“The happiest people spend much time in a state of flow – the state in which people are so involved in an activity that nothing else seems to matter; the experience itself is so enjoyable that people will do it even at great cost, for the sheer sake of doing it.”
Last week, I took my first real vacation since February 2020. As soon as we crossed the Piscataqua Bridge from New Hampshire into Maine, I knew that I had arrived. My love of lobster, water skiing, and life on the lake (sunsets, s’mores, family, friends, and hikes nearby) only cemented the knowledge that my heart was home.
It’s easy for us to get caught in a distracted world and the noise in our heads that constantly critiques and needles our every action, thought, and feeling. It’s much more difficult to achieve a flow state, a condition of intense focus and absorption; of stretching your mind to its limit. Flow can happen when we are doing activities like painting, writing, surfing, playing chess, or practicing yoga on the dock early in the morning as the fog is lifting. It’s the act of moving away from the minutia of object, task, or idea in order to see it holistically and with more clarity. Flow is not about cramming as many tasks into one day as possible, or spending time zooming through email or surfing the web. It’s about focused play, and sometimes stepping away from our work, leaning into play and relaxation, actually opens us up to creativity and sharpens our focus for when we return.

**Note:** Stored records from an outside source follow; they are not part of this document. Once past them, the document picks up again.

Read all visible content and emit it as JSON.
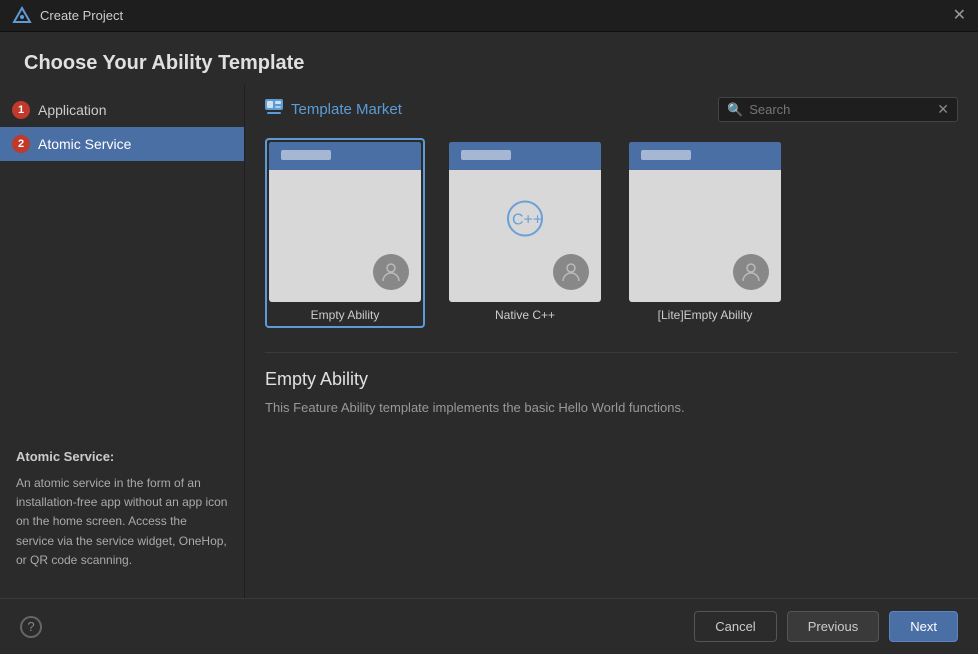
{
  "window": {
    "title": "Create Project",
    "close_label": "✕"
  },
  "header": {
    "title": "Choose Your Ability Template"
  },
  "sidebar": {
    "items": [
      {
        "id": "application",
        "label": "Application",
        "badge": "1",
        "active": false
      },
      {
        "id": "atomic-service",
        "label": "Atomic Service",
        "badge": "2",
        "active": true
      }
    ],
    "description": {
      "title": "Atomic Service:",
      "text": "An atomic service in the form of an installation-free app without an app icon on the home screen. Access the service via the service widget, OneHop, or QR code scanning."
    }
  },
  "panel": {
    "title": "Template Market",
    "title_icon": "🗐",
    "search_placeholder": "Search",
    "search_value": ""
  },
  "templates": [
    {
      "id": "empty-ability",
      "name": "Empty Ability",
      "selected": true,
      "has_center_icon": false
    },
    {
      "id": "native-cpp",
      "name": "Native C++",
      "selected": false,
      "has_center_icon": true,
      "center_text": "C++"
    },
    {
      "id": "lite-empty-ability",
      "name": "[Lite]Empty Ability",
      "selected": false,
      "has_center_icon": false
    }
  ],
  "selected_template": {
    "name": "Empty Ability",
    "description": "This Feature Ability template implements the basic Hello World functions."
  },
  "footer": {
    "help_label": "?",
    "cancel_label": "Cancel",
    "previous_label": "Previous",
    "next_label": "Next"
  }
}
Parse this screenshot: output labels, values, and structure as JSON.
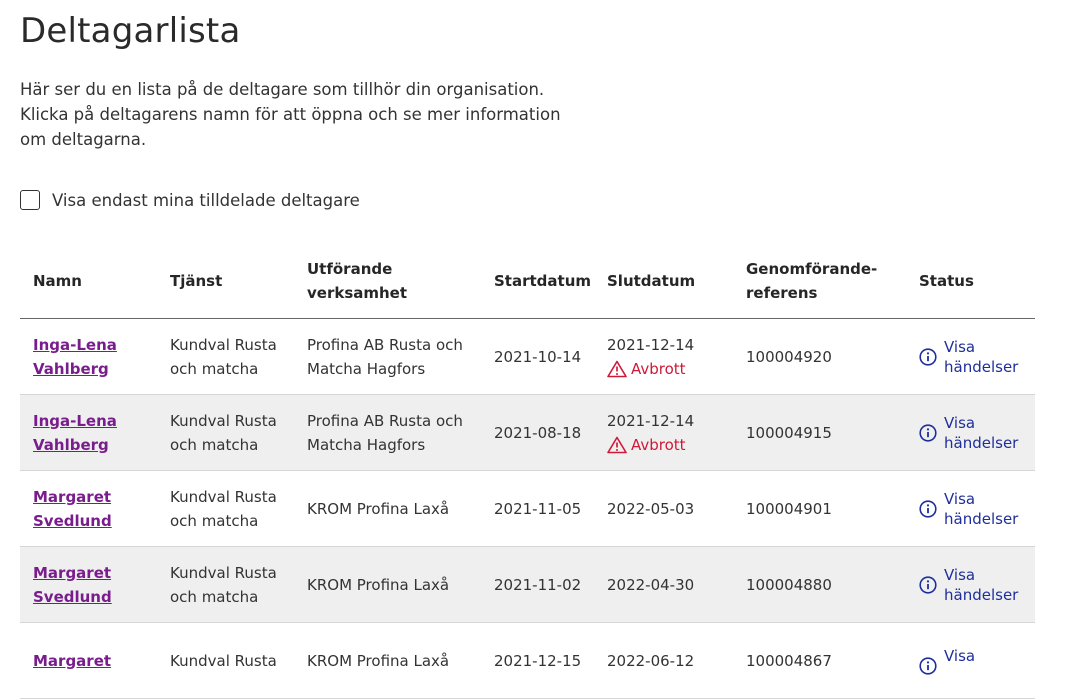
{
  "page": {
    "title": "Deltagarlista",
    "intro": "Här ser du en lista på de deltagare som tillhör din organisation. Klicka på deltagarens namn för att öppna och se mer information om deltagarna."
  },
  "filter": {
    "label": "Visa endast mina tilldelade deltagare",
    "checked": false
  },
  "table": {
    "headers": {
      "namn": "Namn",
      "tjanst": "Tjänst",
      "utforande": "Utförande verksamhet",
      "startdatum": "Startdatum",
      "slutdatum": "Slutdatum",
      "referens": "Genomförande-referens",
      "status": "Status"
    },
    "rows": [
      {
        "namn": "Inga-Lena Vahlberg",
        "tjanst": "Kundval Rusta och matcha",
        "utforande": "Profina AB Rusta och Matcha Hagfors",
        "startdatum": "2021-10-14",
        "slutdatum": "2021-12-14",
        "avbrott": "Avbrott",
        "referens": "100004920",
        "status": "Visa händelser"
      },
      {
        "namn": "Inga-Lena Vahlberg",
        "tjanst": "Kundval Rusta och matcha",
        "utforande": "Profina AB Rusta och Matcha Hagfors",
        "startdatum": "2021-08-18",
        "slutdatum": "2021-12-14",
        "avbrott": "Avbrott",
        "referens": "100004915",
        "status": "Visa händelser"
      },
      {
        "namn": "Margaret Svedlund",
        "tjanst": "Kundval Rusta och matcha",
        "utforande": "KROM Profina Laxå",
        "startdatum": "2021-11-05",
        "slutdatum": "2022-05-03",
        "avbrott": "",
        "referens": "100004901",
        "status": "Visa händelser"
      },
      {
        "namn": "Margaret Svedlund",
        "tjanst": "Kundval Rusta och matcha",
        "utforande": "KROM Profina Laxå",
        "startdatum": "2021-11-02",
        "slutdatum": "2022-04-30",
        "avbrott": "",
        "referens": "100004880",
        "status": "Visa händelser"
      },
      {
        "namn": "Margaret",
        "tjanst": "Kundval Rusta",
        "utforande": "KROM Profina Laxå",
        "startdatum": "2021-12-15",
        "slutdatum": "2022-06-12",
        "avbrott": "",
        "referens": "100004867",
        "status": "Visa"
      }
    ]
  },
  "colors": {
    "name_link": "#7a1d8c",
    "status_link": "#1e2f9c",
    "avbrott": "#d0193a",
    "row_stripe": "#efefef"
  },
  "icons": {
    "warning": "warning-triangle-icon",
    "info": "info-circle-icon"
  }
}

In flow, what you wish, think, say, feel, and do align with your goals. It’s this feeling of being in congruence with your goals that enables your attention to flow effortlessly into what matters most. For flow to occur, it’s important that your goal challenges and stretches your current level of skills. I am in flow during a 2-minute waterski run on a glassy lake (as it was last week), and when I am using my creativity drawing on my years of training and experience to address an important issue for my clients.
Now that I am back in my daily rhythm, I will work on bringing and maintaining a flow state, that playful and focused quality of life, into my day to day existence. I’m learning to control my work environment in order to practice deep focus on what is most important while also giving myself the proper time to relax and play.
How will you find your flow? Musician Diane Allen offers a few tips in her TED talk.
“May what I do flow from me like a river, no forcing and no holding back,
the way it is with children.”
― Rainer Maria Rilke
What I’m Reading: Cal Newport’s Deep Work
Eudaemonia, n: the state of achieving one’s full human potential
Cal Newport’s recent book explores how we can eschew distraction, burn out, and multitasking in support of attaining true focus. Deep work involves “professional activities performed in a state of distraction-free concentration that push your cognitive capabilities to their limit” — a start contrast to shallow work, a common occurrence in our busy world that values efficiency and speed and quantity over quality. When we turn off our phones, computers, and televisions, when we lock ourselves in a room with pencil, paper, and our mind — this, Cal says, is when we achieve true, uninhibited focus.
“Who you are, what you think, feel, and do, what you love—
is the sum of what you focus on.”
– Cal Newport
What I’m Listening To: How to Improvise Your Life
On Greg McKeown’s Essentialism podcast, educator and improv master Clay Drinko says that improvisation and play are actually what helps us focus and get deep. Taking chances and rejecting overthinking and worrying helps us to become more confident in whatever we are doing. When he teaches students implemented improv in their in- and out-of-school lives, he identifies and evaluates three crucial elements: openness, collaboration, and listening.
Improvisation in itself is a kind of deep work. It’s a hyper-concentration on the actions of your scene partners and how you fit in to the performance as a whole; a constant generation of ideas fueled by collaboration. And this hyper-concentration trumps thinking about what you’re doing wrong, what you could be doing better — focusing on playing lifts you out of your anxieties and helps you live in the present moment. So the next time you’re feeling anxious or stuck, try these fun exercises to get out of your head and bring you back to the present.
My wish for you is that you take some time during the remainder of the summer to continue to hone your focus and discover your flow state.